- _Activity_
From the first line to the last, copy the material exactly.

== Dataset excerpts ==

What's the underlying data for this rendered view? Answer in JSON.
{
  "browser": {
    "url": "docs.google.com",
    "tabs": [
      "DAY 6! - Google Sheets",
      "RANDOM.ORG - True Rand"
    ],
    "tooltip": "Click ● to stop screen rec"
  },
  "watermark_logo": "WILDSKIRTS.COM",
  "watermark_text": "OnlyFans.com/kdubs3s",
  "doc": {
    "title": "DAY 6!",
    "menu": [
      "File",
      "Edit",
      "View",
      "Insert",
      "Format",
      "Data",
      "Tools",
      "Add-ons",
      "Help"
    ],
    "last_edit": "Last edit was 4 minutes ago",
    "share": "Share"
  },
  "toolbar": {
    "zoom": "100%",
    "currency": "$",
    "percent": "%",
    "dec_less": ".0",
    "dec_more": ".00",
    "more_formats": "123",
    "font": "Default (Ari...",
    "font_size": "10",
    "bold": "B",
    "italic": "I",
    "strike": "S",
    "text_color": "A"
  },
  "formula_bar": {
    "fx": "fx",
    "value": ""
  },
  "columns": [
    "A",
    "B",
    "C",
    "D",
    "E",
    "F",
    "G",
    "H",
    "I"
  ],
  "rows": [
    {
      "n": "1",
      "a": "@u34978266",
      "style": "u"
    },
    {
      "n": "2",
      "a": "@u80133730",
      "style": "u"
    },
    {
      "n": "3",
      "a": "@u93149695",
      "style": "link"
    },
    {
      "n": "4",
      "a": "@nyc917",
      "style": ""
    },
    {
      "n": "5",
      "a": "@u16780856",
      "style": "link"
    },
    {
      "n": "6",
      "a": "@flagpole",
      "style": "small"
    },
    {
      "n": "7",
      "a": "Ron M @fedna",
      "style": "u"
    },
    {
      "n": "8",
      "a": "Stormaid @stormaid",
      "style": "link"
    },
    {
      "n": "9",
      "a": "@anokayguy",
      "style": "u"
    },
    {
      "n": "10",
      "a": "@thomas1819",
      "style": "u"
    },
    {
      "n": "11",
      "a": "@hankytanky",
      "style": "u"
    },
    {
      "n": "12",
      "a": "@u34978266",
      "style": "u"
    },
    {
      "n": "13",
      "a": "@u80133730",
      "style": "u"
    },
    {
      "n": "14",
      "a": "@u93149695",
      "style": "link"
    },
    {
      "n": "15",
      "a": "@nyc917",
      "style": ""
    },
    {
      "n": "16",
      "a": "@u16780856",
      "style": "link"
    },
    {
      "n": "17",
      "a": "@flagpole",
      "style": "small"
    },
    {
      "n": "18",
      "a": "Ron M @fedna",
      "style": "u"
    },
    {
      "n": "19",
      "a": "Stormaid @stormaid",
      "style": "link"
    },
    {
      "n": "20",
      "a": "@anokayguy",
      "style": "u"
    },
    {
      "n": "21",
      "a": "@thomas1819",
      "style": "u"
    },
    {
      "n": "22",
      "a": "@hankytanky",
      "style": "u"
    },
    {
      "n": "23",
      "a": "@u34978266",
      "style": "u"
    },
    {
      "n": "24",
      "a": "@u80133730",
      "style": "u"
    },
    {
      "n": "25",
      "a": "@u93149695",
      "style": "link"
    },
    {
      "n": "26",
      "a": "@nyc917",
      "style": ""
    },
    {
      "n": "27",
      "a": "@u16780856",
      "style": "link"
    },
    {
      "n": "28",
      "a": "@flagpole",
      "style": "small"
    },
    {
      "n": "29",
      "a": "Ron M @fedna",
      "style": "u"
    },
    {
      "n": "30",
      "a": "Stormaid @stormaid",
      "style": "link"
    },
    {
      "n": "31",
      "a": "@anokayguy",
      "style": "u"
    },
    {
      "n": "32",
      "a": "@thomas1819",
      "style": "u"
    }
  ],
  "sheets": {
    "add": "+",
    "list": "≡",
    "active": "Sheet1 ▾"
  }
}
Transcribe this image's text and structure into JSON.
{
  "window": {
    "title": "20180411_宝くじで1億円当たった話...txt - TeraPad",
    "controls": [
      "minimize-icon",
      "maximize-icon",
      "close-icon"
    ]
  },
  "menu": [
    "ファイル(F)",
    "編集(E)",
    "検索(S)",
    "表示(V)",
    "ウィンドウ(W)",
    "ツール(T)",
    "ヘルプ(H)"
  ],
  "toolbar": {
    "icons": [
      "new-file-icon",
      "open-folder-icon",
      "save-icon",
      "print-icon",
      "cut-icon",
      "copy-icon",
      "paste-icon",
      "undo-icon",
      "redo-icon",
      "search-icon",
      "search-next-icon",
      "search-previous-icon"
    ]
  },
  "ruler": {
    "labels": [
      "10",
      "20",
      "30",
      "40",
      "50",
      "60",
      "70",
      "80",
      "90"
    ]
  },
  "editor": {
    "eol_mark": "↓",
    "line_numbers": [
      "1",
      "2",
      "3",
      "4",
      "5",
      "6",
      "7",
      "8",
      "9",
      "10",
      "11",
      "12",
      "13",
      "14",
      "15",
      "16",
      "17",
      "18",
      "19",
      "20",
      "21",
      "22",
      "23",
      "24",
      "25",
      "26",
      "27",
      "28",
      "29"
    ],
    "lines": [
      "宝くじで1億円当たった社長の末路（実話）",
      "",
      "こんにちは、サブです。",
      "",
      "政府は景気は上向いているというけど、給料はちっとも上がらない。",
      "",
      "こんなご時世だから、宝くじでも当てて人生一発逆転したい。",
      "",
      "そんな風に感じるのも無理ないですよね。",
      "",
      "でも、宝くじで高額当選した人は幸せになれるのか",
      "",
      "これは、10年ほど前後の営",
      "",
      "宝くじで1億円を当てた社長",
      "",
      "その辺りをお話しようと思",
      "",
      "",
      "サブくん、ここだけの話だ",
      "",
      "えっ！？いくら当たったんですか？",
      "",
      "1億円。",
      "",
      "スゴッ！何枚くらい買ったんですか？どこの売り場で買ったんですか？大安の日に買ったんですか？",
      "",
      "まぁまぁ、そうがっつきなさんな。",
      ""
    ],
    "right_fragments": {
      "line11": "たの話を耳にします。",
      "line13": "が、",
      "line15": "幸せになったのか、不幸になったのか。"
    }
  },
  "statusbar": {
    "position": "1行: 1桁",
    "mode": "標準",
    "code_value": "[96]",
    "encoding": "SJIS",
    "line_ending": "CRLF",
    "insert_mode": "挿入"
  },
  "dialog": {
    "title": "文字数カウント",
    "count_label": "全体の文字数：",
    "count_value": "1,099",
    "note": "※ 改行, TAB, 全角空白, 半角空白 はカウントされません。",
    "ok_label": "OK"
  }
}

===

- _Your solution_
What's the underlying data for this rendered view? Answer in JSON.
{
  "browser": {
    "url": "docs.google.com",
    "tabs": [
      "DAY 6! - Google Sheets",
      "RANDOM.ORG - True Rand"
    ],
    "tooltip": "Click ● to stop screen rec"
  },
  "watermark_logo": "WILDSKIRTS.COM",
  "watermark_text": "OnlyFans.com/kdubs3s",
  "doc": {
    "title": "DAY 6!",
    "menu": [
      "File",
      "Edit",
      "View",
      "Insert",
      "Format",
      "Data",
      "Tools",
      "Add-ons",
      "Help"
    ],
    "last_edit": "Last edit was 4 minutes ago",
    "share": "Share"
  },
  "toolbar": {
    "zoom": "100%",
    "currency": "$",
    "percent": "%",
    "dec_less": ".0",
    "dec_more": ".00",
    "more_formats": "123",
    "font": "Default (Ari...",
    "font_size": "10",
    "bold": "B",
    "italic": "I",
    "strike": "S",
    "text_color": "A"
  },
  "formula_bar": {
    "fx": "fx",
    "value": ""
  },
  "columns": [
    "A",
    "B",
    "C",
    "D",
    "E",
    "F",
    "G",
    "H",
    "I"
  ],
  "rows": [
    {
      "n": "1",
      "a": "@u34978266",
      "style": "u"
    },
    {
      "n": "2",
      "a": "@u80133730",
      "style": "u"
    },
    {
      "n": "3",
      "a": "@u93149695",
      "style": "link"
    },
    {
      "n": "4",
      "a": "@nyc917",
      "style": ""
    },
    {
      "n": "5",
      "a": "@u16780856",
      "style": "link"
    },
    {
      "n": "6",
      "a": "@flagpole",
      "style": "small"
    },
    {
      "n": "7",
      "a": "Ron M @fedna",
      "style": "u"
    },
    {
      "n": "8",
      "a": "Stormaid @stormaid",
      "style": "link"
    },
    {
      "n": "9",
      "a": "@anokayguy",
      "style": "u"
    },
    {
      "n": "10",
      "a": "@thomas1819",
      "style": "u"
    },
    {
      "n": "11",
      "a": "@hankytanky",
      "style": "u"
    },
    {
      "n": "12",
      "a": "@u34978266",
      "style": "u"
    },
    {
      "n": "13",
      "a": "@u80133730",
      "style": "u"
    },
    {
      "n": "14",
      "a": "@u93149695",
      "style": "link"
    },
    {
      "n": "15",
      "a": "@nyc917",
      "style": ""
    },
    {
      "n": "16",
      "a": "@u16780856",
      "style": "link"
    },
    {
      "n": "17",
      "a": "@flagpole",
      "style": "small"
    },
    {
      "n": "18",
      "a": "Ron M @fedna",
      "style": "u"
    },
    {
      "n": "19",
      "a": "Stormaid @stormaid",
      "style": "link"
    },
    {
      "n": "20",
      "a": "@anokayguy",
      "style": "u"
    },
    {
      "n": "21",
      "a": "@thomas1819",
      "style": "u"
    },
    {
      "n": "22",
      "a": "@hankytanky",
      "style": "u"
    },
    {
      "n": "23",
      "a": "@u34978266",
      "style": "u"
    },
    {
      "n": "24",
      "a": "@u80133730",
      "style": "u"
    },
    {
      "n": "25",
      "a": "@u93149695",
      "style": "link"
    },
    {
      "n": "26",
      "a": "@nyc917",
      "style": ""
    },
    {
      "n": "27",
      "a": "@u16780856",
      "style": "link"
    },
    {
      "n": "28",
      "a": "@flagpole",
      "style": "small"
    },
    {
      "n": "29",
      "a": "Ron M @fedna",
      "style": "u"
    },
    {
      "n": "30",
      "a": "Stormaid @stormaid",
      "style": "link"
    },
    {
      "n": "31",
      "a": "@anokayguy",
      "style": "u"
    },
    {
      "n": "32",
      "a": "@thomas1819",
      "style": "u"
    }
  ],
  "sheets": {
    "add": "+",
    "list": "≡",
    "active": "Sheet1 ▾"
  }
}
Transcribe this image's text and structure into JSON.
{
  "window": {
    "title": "20180411_宝くじで1億円当たった話...txt - TeraPad",
    "controls": [
      "minimize-icon",
      "maximize-icon",
      "close-icon"
    ]
  },
  "menu": [
    "ファイル(F)",
    "編集(E)",
    "検索(S)",
    "表示(V)",
    "ウィンドウ(W)",
    "ツール(T)",
    "ヘルプ(H)"
  ],
  "toolbar": {
    "icons": [
      "new-file-icon",
      "open-folder-icon",
      "save-icon",
      "print-icon",
      "cut-icon",
      "copy-icon",
      "paste-icon",
      "undo-icon",
      "redo-icon",
      "search-icon",
      "search-next-icon",
      "search-previous-icon"
    ]
  },
  "ruler": {
    "labels": [
      "10",
      "20",
      "30",
      "40",
      "50",
      "60",
      "70",
      "80",
      "90"
    ]
  },
  "editor": {
    "eol_mark": "↓",
    "line_numbers": [
      "1",
      "2",
      "3",
      "4",
      "5",
      "6",
      "7",
      "8",
      "9",
      "10",
      "11",
      "12",
      "13",
      "14",
      "15",
      "16",
      "17",
      "18",
      "19",
      "20",
      "21",
      "22",
      "23",
      "24",
      "25",
      "26",
      "27",
      "28",
      "29"
    ],
    "lines": [
      "宝くじで1億円当たった社長の末路（実話）",
      "",
      "こんにちは、サブです。",
      "",
      "政府は景気は上向いているというけど、給料はちっとも上がらない。",
      "",
      "こんなご時世だから、宝くじでも当てて人生一発逆転したい。",
      "",
      "そんな風に感じるのも無理ないですよね。",
      "",
      "でも、宝くじで高額当選した人は幸せになれるのか",
      "",
      "これは、10年ほど前後の営",
      "",
      "宝くじで1億円を当てた社長",
      "",
      "その辺りをお話しようと思",
      "",
      "",
      "サブくん、ここだけの話だ",
      "",
      "えっ！？いくら当たったんですか？",
      "",
      "1億円。",
      "",
      "スゴッ！何枚くらい買ったんですか？どこの売り場で買ったんですか？大安の日に買ったんですか？",
      "",
      "まぁまぁ、そうがっつきなさんな。",
      ""
    ],
    "right_fragments": {
      "line11": "たの話を耳にします。",
      "line13": "が、",
      "line15": "幸せになったのか、不幸になったのか。"
    }
  },
  "statusbar": {
    "position": "1行: 1桁",
    "mode": "標準",
    "code_value": "[96]",
    "encoding": "SJIS",
    "line_ending": "CRLF",
    "insert_mode": "挿入"
  },
  "dialog": {
    "title": "文字数カウント",
    "count_label": "全体の文字数：",
    "count_value": "1,099",
    "note": "※ 改行, TAB, 全角空白, 半角空白 はカウントされません。",
    "ok_label": "OK"
  }
}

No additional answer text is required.